**Available data:**
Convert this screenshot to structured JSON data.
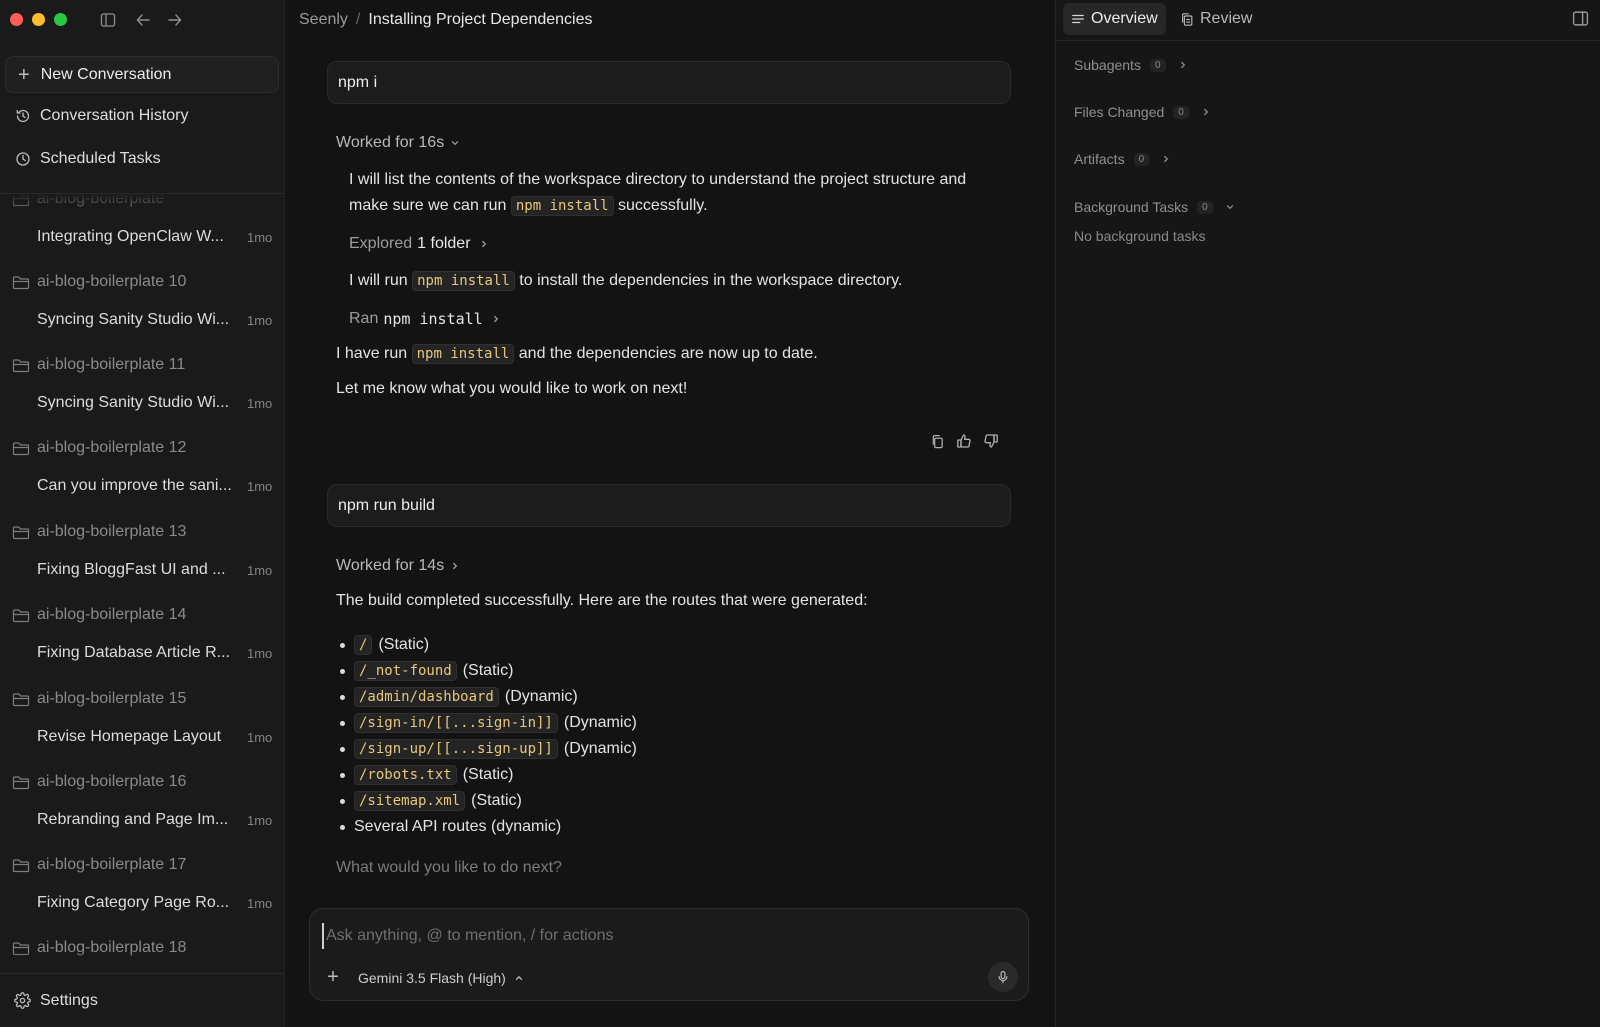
{
  "window": {
    "traffic_colors": [
      "#fe5f57",
      "#febc2e",
      "#28c840"
    ]
  },
  "sidebar": {
    "new_conversation": "New Conversation",
    "conversation_history": "Conversation History",
    "scheduled_tasks": "Scheduled Tasks",
    "settings": "Settings",
    "projects": [
      {
        "folder": "ai-blog-boilerplate",
        "title": "Integrating OpenClaw W...",
        "age": "1mo"
      },
      {
        "folder": "ai-blog-boilerplate 10",
        "title": "Syncing Sanity Studio Wi...",
        "age": "1mo"
      },
      {
        "folder": "ai-blog-boilerplate 11",
        "title": "Syncing Sanity Studio Wi...",
        "age": "1mo"
      },
      {
        "folder": "ai-blog-boilerplate 12",
        "title": "Can you improve the sani...",
        "age": "1mo"
      },
      {
        "folder": "ai-blog-boilerplate 13",
        "title": "Fixing BloggFast UI and ...",
        "age": "1mo"
      },
      {
        "folder": "ai-blog-boilerplate 14",
        "title": "Fixing Database Article R...",
        "age": "1mo"
      },
      {
        "folder": "ai-blog-boilerplate 15",
        "title": "Revise Homepage Layout",
        "age": "1mo"
      },
      {
        "folder": "ai-blog-boilerplate 16",
        "title": "Rebranding and Page Im...",
        "age": "1mo"
      },
      {
        "folder": "ai-blog-boilerplate 17",
        "title": "Fixing Category Page Ro...",
        "age": "1mo"
      },
      {
        "folder": "ai-blog-boilerplate 18",
        "title": "",
        "age": ""
      }
    ]
  },
  "breadcrumb": {
    "workspace": "Seenly",
    "separator": "/",
    "conversation": "Installing Project Dependencies"
  },
  "chat": {
    "msg1": {
      "user": "npm i",
      "worked": "Worked for 16s",
      "p1_before": "I will list the contents of the workspace directory to understand the project structure and make sure we can run ",
      "p1_code": "npm install",
      "p1_after": " successfully.",
      "explored_prefix": "Explored",
      "explored_value": "1 folder",
      "p2_before": "I will run ",
      "p2_code": "npm install",
      "p2_after": " to install the dependencies in the workspace directory.",
      "ran_prefix": "Ran",
      "ran_value": "npm install",
      "p3_before": "I have run ",
      "p3_code": "npm install",
      "p3_after": " and the dependencies are now up to date.",
      "p4": "Let me know what you would like to work on next!"
    },
    "msg2": {
      "user": "npm run build",
      "worked": "Worked for 14s",
      "intro": "The build completed successfully. Here are the routes that were generated:",
      "routes": [
        {
          "path": "/",
          "kind": "(Static)"
        },
        {
          "path": "/_not-found",
          "kind": "(Static)"
        },
        {
          "path": "/admin/dashboard",
          "kind": "(Dynamic)"
        },
        {
          "path": "/sign-in/[[...sign-in]]",
          "kind": "(Dynamic)"
        },
        {
          "path": "/sign-up/[[...sign-up]]",
          "kind": "(Dynamic)"
        },
        {
          "path": "/robots.txt",
          "kind": "(Static)"
        },
        {
          "path": "/sitemap.xml",
          "kind": "(Static)"
        },
        {
          "path": "",
          "kind": "Several API routes (dynamic)"
        }
      ],
      "next": "What would you like to do next?"
    }
  },
  "composer": {
    "placeholder": "Ask anything, @ to mention, / for actions",
    "value": "",
    "model": "Gemini 3.5 Flash (High)"
  },
  "right_panel": {
    "tabs": [
      "Overview",
      "Review"
    ],
    "sections": [
      {
        "label": "Subagents",
        "count": "0"
      },
      {
        "label": "Files Changed",
        "count": "0"
      },
      {
        "label": "Artifacts",
        "count": "0"
      },
      {
        "label": "Background Tasks",
        "count": "0"
      }
    ],
    "background_empty": "No background tasks"
  },
  "colors": {
    "code_text": "#e8c77b",
    "background": "#131313",
    "sidebar": "#1a1a1a"
  }
}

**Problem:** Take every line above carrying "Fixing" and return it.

**Response box:**
        "title": "Fixing BloggFast UI and ...",
        "title": "Fixing Database Article R...",
        "title": "Fixing Category Page Ro...",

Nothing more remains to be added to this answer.